Although his final years were compromised by political missteps, unseemly associations, and outbursts, Manno Charlemagne earned a permanent place in the hearts and memories of the Haitian people for his revolutionary, anti-imperialist, and pro-democracy songs of the 1970s, 80s, and 90s.
To give a taste of his genius and to what he dedicated his life and art, it is fitting to close his obituary with his own words, extracted from two classics, Fini les colonies in French, and Konviksyon in Kreyòl;
Tu me prends tout, tu me prends tout, pour deux sous,
Toujours faudrait dire merci à genoux,
Tu m’as eu, tu m’as eu, tu m’auras plus,
C’est fini les colonies, fini le temps de mépris.
Ça va changer un jour, ça va changer bientôt, ça va changer un jour!
You take everything me, you take everything me, for two cents,
I must always say thank you on my knees,
You got me, you got me, you’ll get me more,

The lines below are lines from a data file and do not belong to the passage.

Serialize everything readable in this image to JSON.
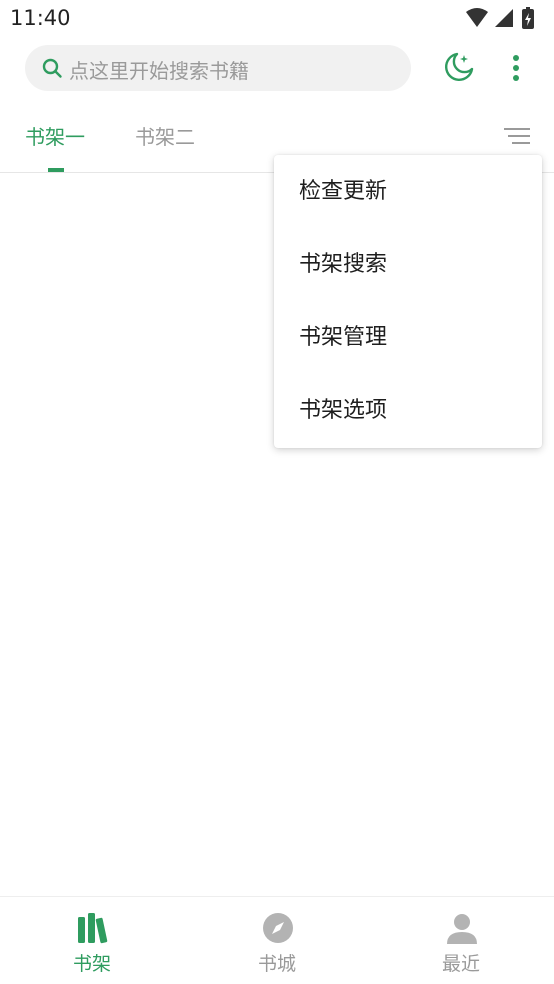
{
  "status_bar": {
    "time": "11:40"
  },
  "search": {
    "placeholder": "点这里开始搜索书籍"
  },
  "header": {
    "icons": [
      "search-icon",
      "night-mode-icon",
      "more-vertical-icon"
    ]
  },
  "tabs": [
    {
      "label": "书架一",
      "selected": true
    },
    {
      "label": "书架二",
      "selected": false
    }
  ],
  "popup_menu": {
    "items": [
      {
        "label": "检查更新"
      },
      {
        "label": "书架搜索"
      },
      {
        "label": "书架管理"
      },
      {
        "label": "书架选项"
      }
    ]
  },
  "bottom_nav": {
    "items": [
      {
        "label": "书架",
        "icon": "bookshelf-icon",
        "selected": true
      },
      {
        "label": "书城",
        "icon": "compass-icon",
        "selected": false
      },
      {
        "label": "最近",
        "icon": "person-icon",
        "selected": false
      }
    ]
  },
  "colors": {
    "accent": "#2f9c5f",
    "inactive": "#9a9a9a",
    "search_bg": "#f1f1f1"
  }
}
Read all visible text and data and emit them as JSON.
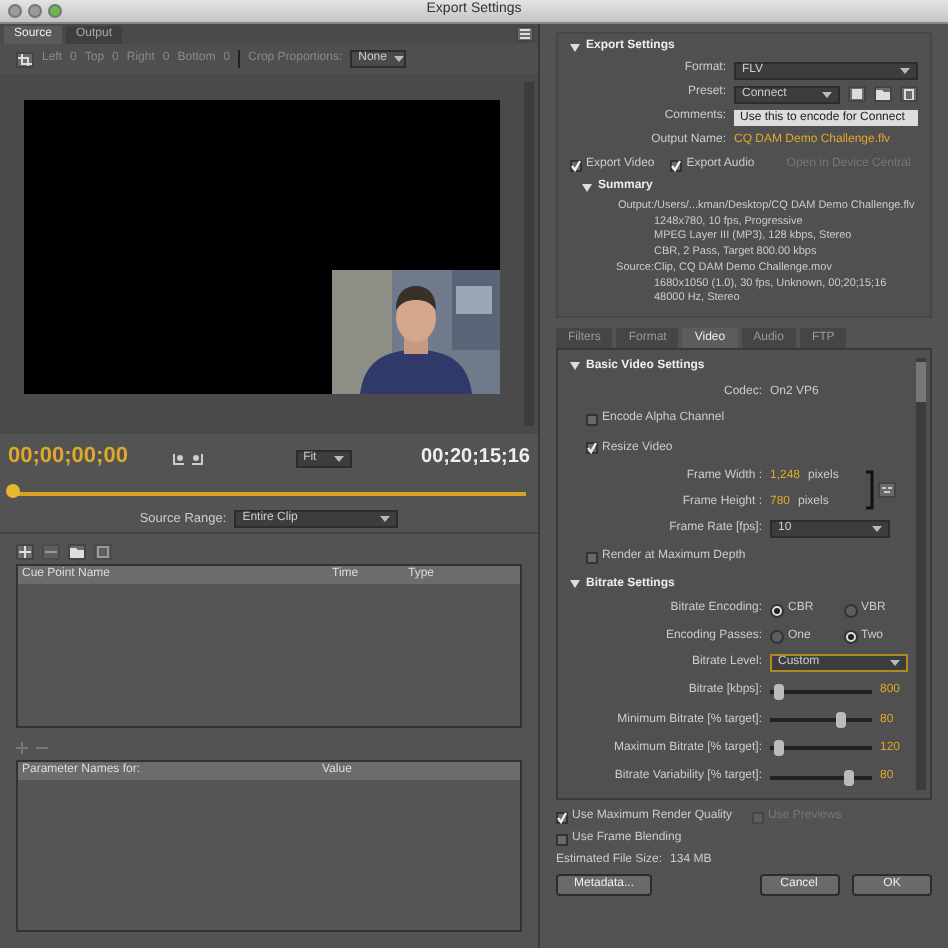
{
  "window": {
    "title": "Export Settings"
  },
  "source_tabs": [
    {
      "label": "Source",
      "selected": true
    },
    {
      "label": "Output",
      "selected": false
    }
  ],
  "crop_toolbar": {
    "fields": [
      {
        "label": "Left",
        "value": "0"
      },
      {
        "label": "Top",
        "value": "0"
      },
      {
        "label": "Right",
        "value": "0"
      },
      {
        "label": "Bottom",
        "value": "0"
      }
    ],
    "proportions_label": "Crop Proportions:",
    "proportions_value": "None"
  },
  "timeline": {
    "current": "00;00;00;00",
    "zoom": "Fit",
    "duration": "00;20;15;16",
    "level": 0
  },
  "source_range": {
    "label": "Source Range:",
    "value": "Entire Clip"
  },
  "cue_table": {
    "columns": [
      "Cue Point Name",
      "Time",
      "Type"
    ]
  },
  "param_table": {
    "columns": [
      "Parameter Names for:",
      "Value"
    ]
  },
  "export_settings": {
    "title": "Export Settings",
    "format": {
      "label": "Format:",
      "value": "FLV"
    },
    "preset": {
      "label": "Preset:",
      "value": "Connect"
    },
    "comments": {
      "label": "Comments:",
      "value": "Use this to encode for Connect"
    },
    "output_name": {
      "label": "Output Name:",
      "value": "CQ DAM Demo Challenge.flv"
    },
    "export_video": {
      "label": "Export Video",
      "checked": true
    },
    "export_audio": {
      "label": "Export Audio",
      "checked": true
    },
    "device_central": {
      "label": "Open in Device Central",
      "disabled": true
    },
    "summary": {
      "title": "Summary",
      "output_label": "Output:",
      "output_lines": [
        "/Users/...kman/Desktop/CQ DAM Demo Challenge.flv",
        "1248x780, 10 fps, Progressive",
        "MPEG Layer III (MP3), 128 kbps, Stereo",
        "CBR, 2 Pass, Target 800.00 kbps"
      ],
      "source_label": "Source:",
      "source_lines": [
        "Clip, CQ DAM Demo Challenge.mov",
        "1680x1050 (1.0), 30 fps, Unknown, 00;20;15;16",
        "48000 Hz, Stereo"
      ]
    }
  },
  "settings_tabs": [
    {
      "label": "Filters",
      "selected": false
    },
    {
      "label": "Format",
      "selected": false
    },
    {
      "label": "Video",
      "selected": true
    },
    {
      "label": "Audio",
      "selected": false
    },
    {
      "label": "FTP",
      "selected": false
    }
  ],
  "basic_video": {
    "title": "Basic Video Settings",
    "codec_label": "Codec:",
    "codec_value": "On2 VP6",
    "encode_alpha": {
      "label": "Encode Alpha Channel",
      "checked": false
    },
    "resize": {
      "label": "Resize Video",
      "checked": true
    },
    "frame_width": {
      "label": "Frame Width :",
      "value": "1,248",
      "unit": "pixels"
    },
    "frame_height": {
      "label": "Frame Height :",
      "value": "780",
      "unit": "pixels"
    },
    "frame_rate": {
      "label": "Frame Rate [fps]:",
      "value": "10"
    },
    "render_depth": {
      "label": "Render at Maximum Depth",
      "checked": false
    }
  },
  "bitrate": {
    "title": "Bitrate Settings",
    "encoding": {
      "label": "Bitrate Encoding:",
      "options": [
        {
          "label": "CBR",
          "selected": true
        },
        {
          "label": "VBR",
          "selected": false
        }
      ]
    },
    "passes": {
      "label": "Encoding Passes:",
      "options": [
        {
          "label": "One",
          "selected": false
        },
        {
          "label": "Two",
          "selected": true
        }
      ]
    },
    "level": {
      "label": "Bitrate Level:",
      "value": "Custom"
    },
    "sliders": [
      {
        "label": "Bitrate [kbps]:",
        "level": 0.04,
        "reading": "800"
      },
      {
        "label": "Minimum Bitrate [% target]:",
        "level": 0.72,
        "reading": "80"
      },
      {
        "label": "Maximum Bitrate [% target]:",
        "level": 0.04,
        "reading": "120"
      },
      {
        "label": "Bitrate Variability [% target]:",
        "level": 0.8,
        "reading": "80"
      }
    ]
  },
  "max_quality": {
    "label": "Use Maximum Render Quality",
    "checked": true
  },
  "previews": {
    "label": "Use Previews",
    "checked": false,
    "disabled": true
  },
  "frame_blending": {
    "label": "Use Frame Blending",
    "checked": false
  },
  "file_size": {
    "label": "Estimated File Size:",
    "value": "134 MB"
  },
  "buttons": [
    "Metadata...",
    "Cancel",
    "OK"
  ]
}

It’s over, the colonies, no longer the time of contempt.
It will change one day, it will change soon, it will change one day!
Se konviksyon w ki pou kenbe w
Sa li ka fè w reyalize kòm malere
Tout vye chimen velekete
Se lite tout bon pou lite pou sa chanje
It’s your conviction that has to sustain you
That can allow you to achieve something as a poor person
On all the old treacherous roads
One must really struggle for things to change.